What to produce
Lines containing the word "Inicio" are the ones to copy from the records below.
*** Provided entries ***
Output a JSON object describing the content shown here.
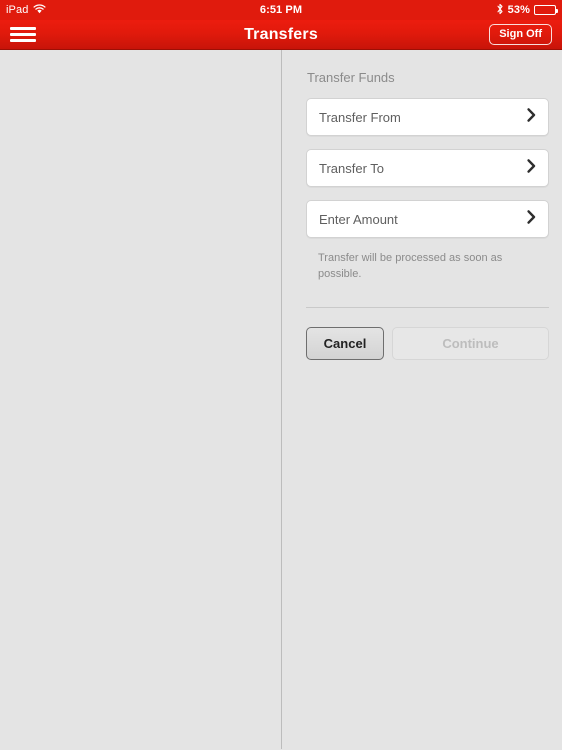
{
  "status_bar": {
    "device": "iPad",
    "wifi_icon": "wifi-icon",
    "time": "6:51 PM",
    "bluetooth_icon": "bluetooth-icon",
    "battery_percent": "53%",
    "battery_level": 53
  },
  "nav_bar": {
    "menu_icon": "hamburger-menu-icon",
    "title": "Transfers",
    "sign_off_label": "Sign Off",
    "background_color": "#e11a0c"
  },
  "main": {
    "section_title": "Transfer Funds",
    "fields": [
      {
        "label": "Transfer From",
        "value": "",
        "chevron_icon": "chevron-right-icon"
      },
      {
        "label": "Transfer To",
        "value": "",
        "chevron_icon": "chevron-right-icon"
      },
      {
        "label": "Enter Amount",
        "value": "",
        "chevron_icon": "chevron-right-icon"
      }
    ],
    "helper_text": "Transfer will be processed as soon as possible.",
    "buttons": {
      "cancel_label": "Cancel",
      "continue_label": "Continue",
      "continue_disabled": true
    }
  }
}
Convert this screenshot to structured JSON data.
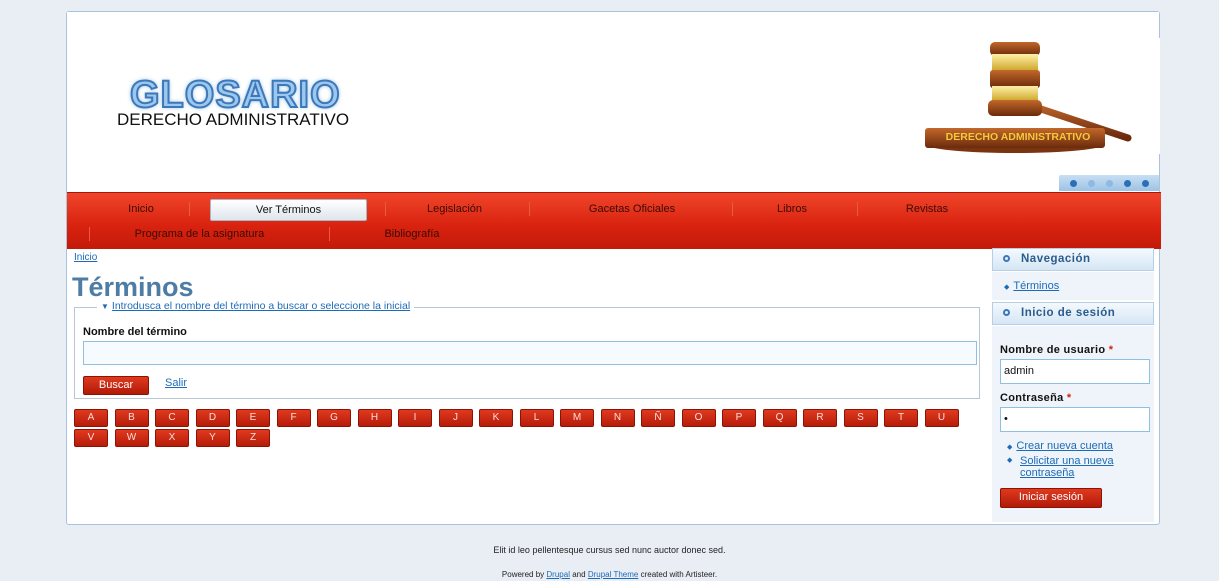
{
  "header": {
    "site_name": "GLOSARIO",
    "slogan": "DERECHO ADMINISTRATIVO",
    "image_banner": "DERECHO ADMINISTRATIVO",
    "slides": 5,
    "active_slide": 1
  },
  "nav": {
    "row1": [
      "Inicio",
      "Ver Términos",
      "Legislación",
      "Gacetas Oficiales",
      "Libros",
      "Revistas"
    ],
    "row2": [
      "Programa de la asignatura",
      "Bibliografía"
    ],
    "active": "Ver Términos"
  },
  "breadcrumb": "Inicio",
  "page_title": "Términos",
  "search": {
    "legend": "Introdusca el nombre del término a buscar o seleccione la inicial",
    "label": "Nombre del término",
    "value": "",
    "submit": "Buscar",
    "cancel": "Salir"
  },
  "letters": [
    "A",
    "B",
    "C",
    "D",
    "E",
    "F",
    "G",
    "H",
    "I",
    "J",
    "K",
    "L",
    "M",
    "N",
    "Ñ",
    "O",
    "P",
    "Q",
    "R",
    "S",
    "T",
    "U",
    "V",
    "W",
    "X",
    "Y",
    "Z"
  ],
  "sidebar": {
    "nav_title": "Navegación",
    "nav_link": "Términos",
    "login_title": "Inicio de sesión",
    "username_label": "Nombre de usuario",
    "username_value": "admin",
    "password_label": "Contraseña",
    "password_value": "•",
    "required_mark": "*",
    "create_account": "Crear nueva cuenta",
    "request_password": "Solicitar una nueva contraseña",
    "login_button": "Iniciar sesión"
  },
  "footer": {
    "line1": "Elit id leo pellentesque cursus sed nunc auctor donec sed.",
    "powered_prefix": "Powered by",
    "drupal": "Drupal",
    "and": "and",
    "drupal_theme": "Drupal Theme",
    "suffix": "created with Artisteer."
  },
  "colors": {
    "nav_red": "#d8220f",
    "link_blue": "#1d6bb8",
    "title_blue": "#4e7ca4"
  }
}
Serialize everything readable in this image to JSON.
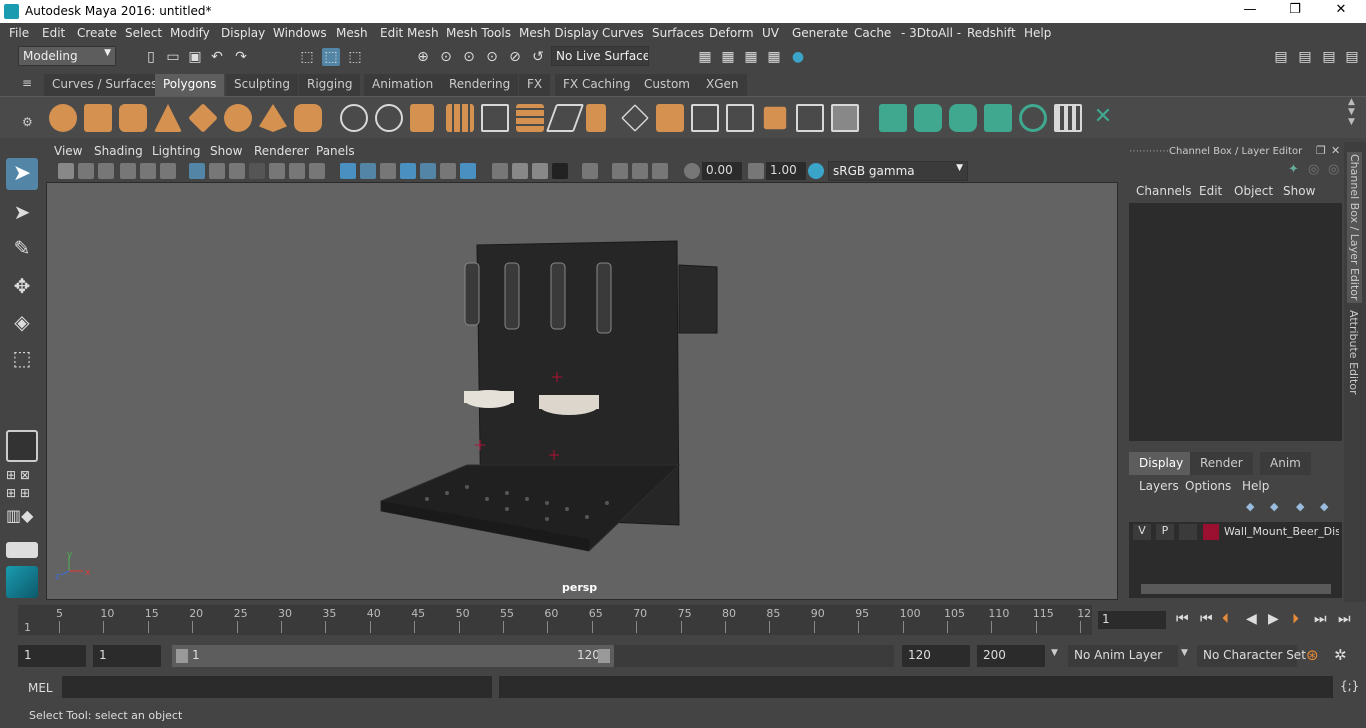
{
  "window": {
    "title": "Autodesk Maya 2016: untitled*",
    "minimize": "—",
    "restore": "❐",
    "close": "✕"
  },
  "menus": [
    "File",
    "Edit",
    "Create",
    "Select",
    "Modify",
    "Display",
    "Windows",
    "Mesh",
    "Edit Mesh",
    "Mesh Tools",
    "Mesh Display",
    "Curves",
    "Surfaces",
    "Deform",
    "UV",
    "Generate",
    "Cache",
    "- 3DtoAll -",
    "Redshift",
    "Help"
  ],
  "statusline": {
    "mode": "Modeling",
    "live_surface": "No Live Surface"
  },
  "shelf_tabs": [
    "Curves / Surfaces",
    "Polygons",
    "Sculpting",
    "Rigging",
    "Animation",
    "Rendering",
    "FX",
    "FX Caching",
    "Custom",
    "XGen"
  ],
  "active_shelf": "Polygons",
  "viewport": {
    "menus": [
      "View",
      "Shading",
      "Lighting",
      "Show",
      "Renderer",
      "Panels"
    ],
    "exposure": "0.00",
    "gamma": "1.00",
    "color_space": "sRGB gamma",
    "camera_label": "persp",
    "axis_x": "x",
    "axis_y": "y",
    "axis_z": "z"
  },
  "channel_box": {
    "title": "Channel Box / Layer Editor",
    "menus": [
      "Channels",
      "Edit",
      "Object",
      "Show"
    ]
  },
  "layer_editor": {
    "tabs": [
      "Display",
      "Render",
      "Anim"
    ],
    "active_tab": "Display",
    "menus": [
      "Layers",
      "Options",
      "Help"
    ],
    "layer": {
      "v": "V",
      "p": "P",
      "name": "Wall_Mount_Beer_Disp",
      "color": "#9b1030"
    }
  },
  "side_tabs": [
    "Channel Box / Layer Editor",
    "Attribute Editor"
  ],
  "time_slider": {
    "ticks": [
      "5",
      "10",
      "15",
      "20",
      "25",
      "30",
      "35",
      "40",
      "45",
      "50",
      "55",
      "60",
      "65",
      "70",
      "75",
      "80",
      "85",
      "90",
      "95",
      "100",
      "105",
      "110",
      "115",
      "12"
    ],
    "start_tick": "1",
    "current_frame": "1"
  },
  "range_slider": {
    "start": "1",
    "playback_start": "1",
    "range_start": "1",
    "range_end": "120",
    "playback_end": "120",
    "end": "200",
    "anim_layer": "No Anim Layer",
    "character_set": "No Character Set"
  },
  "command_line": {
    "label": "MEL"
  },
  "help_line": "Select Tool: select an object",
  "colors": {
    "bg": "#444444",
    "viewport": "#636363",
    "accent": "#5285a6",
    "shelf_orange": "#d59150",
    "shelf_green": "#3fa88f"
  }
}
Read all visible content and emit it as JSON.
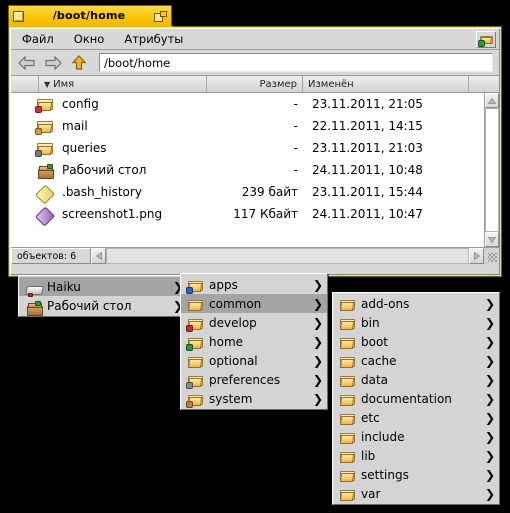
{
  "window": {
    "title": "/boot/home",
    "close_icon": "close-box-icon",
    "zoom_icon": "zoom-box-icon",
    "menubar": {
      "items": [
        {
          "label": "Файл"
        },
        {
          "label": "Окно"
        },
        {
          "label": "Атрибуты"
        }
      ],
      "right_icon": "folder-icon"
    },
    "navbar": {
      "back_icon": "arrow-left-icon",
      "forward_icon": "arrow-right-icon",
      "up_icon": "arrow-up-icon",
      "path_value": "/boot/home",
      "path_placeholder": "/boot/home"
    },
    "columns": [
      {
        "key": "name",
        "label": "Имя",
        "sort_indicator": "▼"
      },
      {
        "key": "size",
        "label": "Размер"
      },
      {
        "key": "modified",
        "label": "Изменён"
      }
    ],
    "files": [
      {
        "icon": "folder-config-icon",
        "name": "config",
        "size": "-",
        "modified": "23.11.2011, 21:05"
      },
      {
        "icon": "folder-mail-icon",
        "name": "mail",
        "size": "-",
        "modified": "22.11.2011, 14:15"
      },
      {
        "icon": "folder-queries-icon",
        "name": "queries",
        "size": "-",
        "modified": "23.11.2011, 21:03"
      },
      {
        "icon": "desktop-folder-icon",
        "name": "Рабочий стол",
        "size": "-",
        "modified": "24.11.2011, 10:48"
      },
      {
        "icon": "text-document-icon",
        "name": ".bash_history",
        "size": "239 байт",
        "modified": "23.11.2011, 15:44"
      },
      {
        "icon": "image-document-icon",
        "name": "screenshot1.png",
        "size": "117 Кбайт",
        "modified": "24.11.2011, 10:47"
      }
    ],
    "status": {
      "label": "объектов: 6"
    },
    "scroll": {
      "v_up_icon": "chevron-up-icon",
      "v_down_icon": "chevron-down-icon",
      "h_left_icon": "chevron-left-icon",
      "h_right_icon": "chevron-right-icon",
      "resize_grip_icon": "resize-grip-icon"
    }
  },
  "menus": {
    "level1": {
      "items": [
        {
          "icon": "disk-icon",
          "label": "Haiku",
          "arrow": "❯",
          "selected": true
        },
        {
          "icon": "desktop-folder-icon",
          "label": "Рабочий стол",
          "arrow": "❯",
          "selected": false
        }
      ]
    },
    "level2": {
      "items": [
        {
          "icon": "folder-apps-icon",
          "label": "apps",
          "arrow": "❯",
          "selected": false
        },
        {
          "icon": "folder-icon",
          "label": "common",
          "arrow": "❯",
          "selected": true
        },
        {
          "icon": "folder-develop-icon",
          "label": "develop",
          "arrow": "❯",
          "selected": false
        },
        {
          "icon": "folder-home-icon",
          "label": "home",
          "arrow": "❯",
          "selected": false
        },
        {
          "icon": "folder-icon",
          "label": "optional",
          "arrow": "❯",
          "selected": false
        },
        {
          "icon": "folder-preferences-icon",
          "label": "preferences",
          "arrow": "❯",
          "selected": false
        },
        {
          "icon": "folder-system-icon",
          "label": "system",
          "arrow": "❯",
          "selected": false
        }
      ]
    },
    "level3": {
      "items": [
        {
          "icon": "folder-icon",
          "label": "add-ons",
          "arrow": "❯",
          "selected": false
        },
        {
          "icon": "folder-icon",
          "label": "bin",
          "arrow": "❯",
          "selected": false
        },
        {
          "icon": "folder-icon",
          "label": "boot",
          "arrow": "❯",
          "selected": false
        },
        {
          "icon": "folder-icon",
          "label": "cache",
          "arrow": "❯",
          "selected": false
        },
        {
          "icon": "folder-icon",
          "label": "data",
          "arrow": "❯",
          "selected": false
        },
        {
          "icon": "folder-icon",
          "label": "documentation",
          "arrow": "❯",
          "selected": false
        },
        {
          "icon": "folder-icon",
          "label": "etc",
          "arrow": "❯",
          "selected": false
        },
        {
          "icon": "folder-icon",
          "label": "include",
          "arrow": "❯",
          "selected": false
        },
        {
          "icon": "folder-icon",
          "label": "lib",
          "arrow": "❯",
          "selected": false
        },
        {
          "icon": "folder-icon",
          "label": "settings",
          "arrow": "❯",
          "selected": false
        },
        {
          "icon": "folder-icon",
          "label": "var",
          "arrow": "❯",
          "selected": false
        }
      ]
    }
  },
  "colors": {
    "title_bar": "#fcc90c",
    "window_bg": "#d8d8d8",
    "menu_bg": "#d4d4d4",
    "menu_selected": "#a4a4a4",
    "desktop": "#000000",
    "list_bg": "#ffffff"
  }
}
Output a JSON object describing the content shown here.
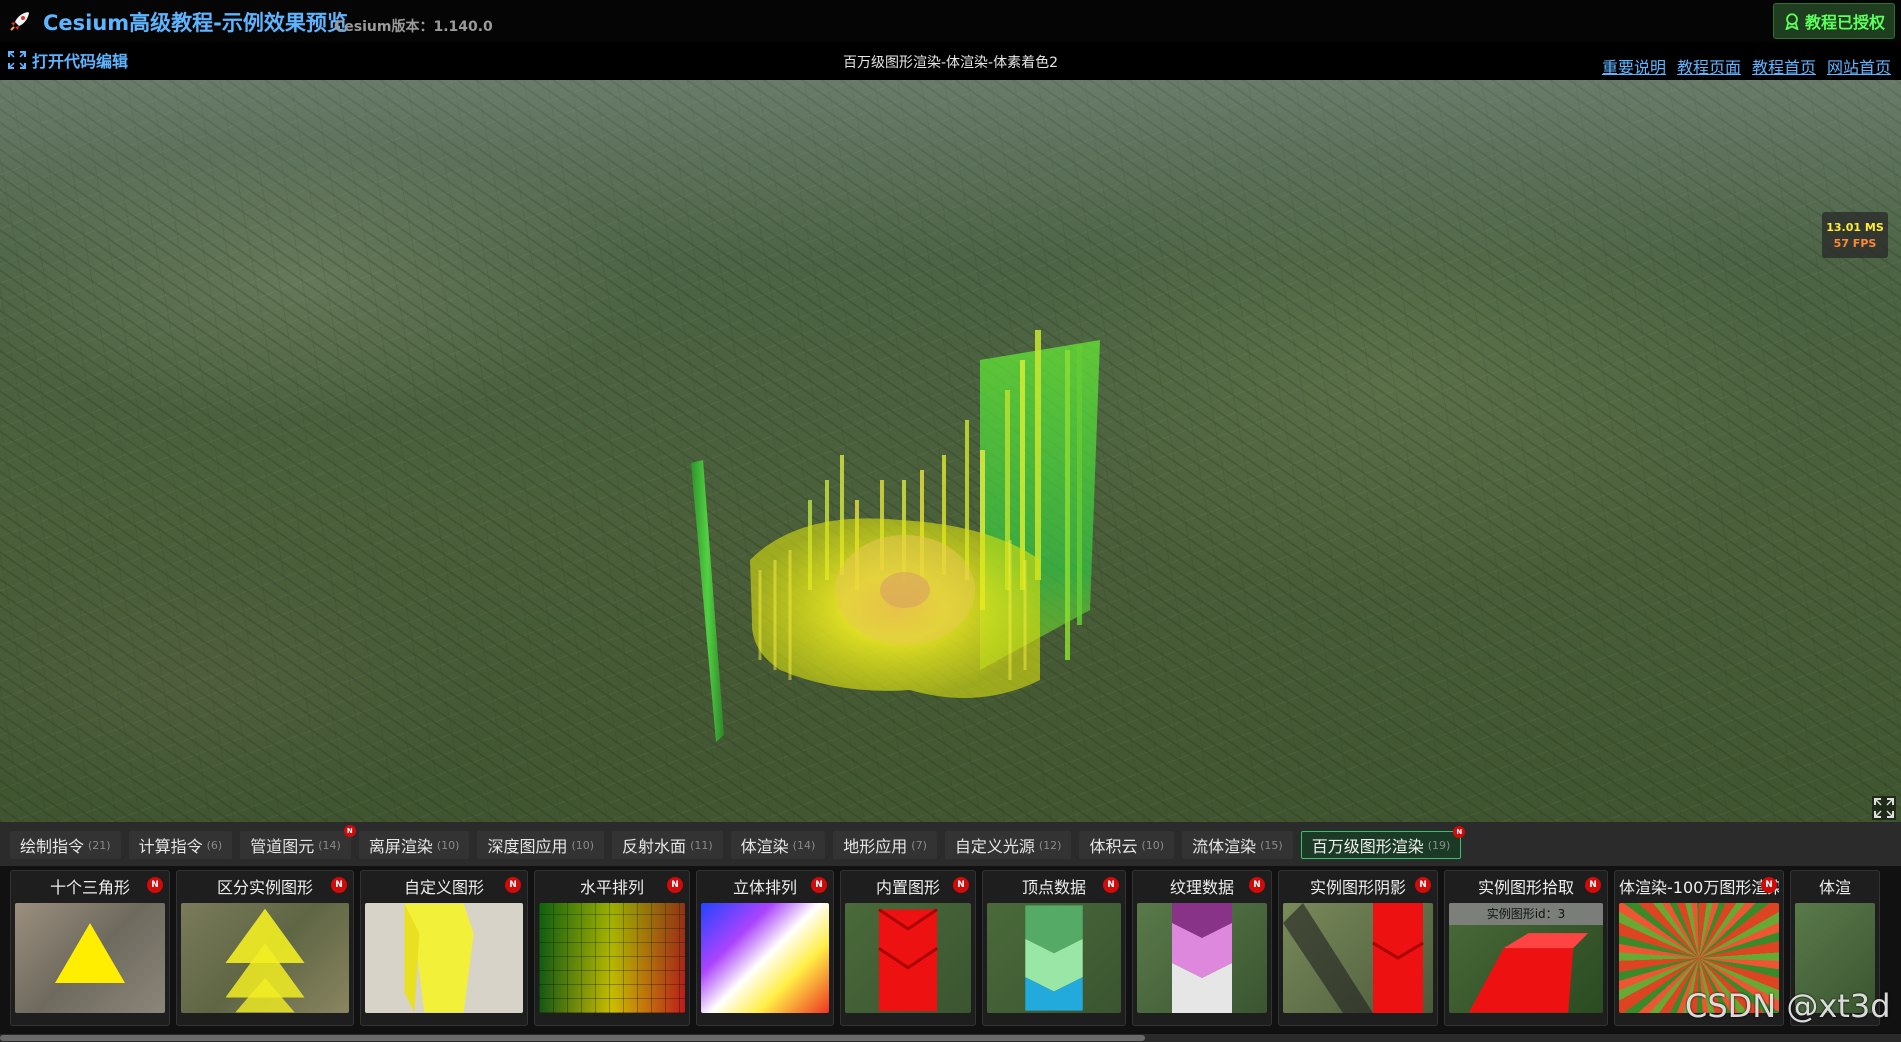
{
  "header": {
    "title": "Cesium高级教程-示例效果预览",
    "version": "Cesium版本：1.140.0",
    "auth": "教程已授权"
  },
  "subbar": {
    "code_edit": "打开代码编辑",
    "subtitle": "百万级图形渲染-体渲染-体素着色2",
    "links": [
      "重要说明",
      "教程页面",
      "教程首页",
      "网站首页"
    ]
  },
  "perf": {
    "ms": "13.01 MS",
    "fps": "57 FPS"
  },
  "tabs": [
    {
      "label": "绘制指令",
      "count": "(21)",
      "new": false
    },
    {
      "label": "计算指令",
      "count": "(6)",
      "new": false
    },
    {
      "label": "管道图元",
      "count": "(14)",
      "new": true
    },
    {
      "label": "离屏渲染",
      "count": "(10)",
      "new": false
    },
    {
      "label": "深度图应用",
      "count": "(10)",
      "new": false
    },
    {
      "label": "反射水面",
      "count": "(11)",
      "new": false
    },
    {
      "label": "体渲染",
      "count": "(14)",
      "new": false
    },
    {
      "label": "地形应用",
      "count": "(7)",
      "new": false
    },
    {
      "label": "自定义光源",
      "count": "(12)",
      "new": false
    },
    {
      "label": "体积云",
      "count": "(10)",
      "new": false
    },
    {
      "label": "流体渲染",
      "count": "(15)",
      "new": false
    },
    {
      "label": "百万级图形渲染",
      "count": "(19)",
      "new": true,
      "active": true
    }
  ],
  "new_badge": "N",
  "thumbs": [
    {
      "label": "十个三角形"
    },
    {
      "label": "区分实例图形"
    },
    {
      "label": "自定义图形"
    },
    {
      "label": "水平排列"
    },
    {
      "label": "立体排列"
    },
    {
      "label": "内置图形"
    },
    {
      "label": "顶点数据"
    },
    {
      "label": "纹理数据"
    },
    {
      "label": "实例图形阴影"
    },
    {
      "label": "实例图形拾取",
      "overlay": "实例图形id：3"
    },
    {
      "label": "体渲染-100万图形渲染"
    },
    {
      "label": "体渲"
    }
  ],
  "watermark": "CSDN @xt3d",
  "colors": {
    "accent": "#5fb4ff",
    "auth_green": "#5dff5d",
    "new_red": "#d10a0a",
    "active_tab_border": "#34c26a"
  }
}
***
Task output
      "Inicio",
  "breadcrumb": "Inicio",
    "login_title": "Inicio de sesión",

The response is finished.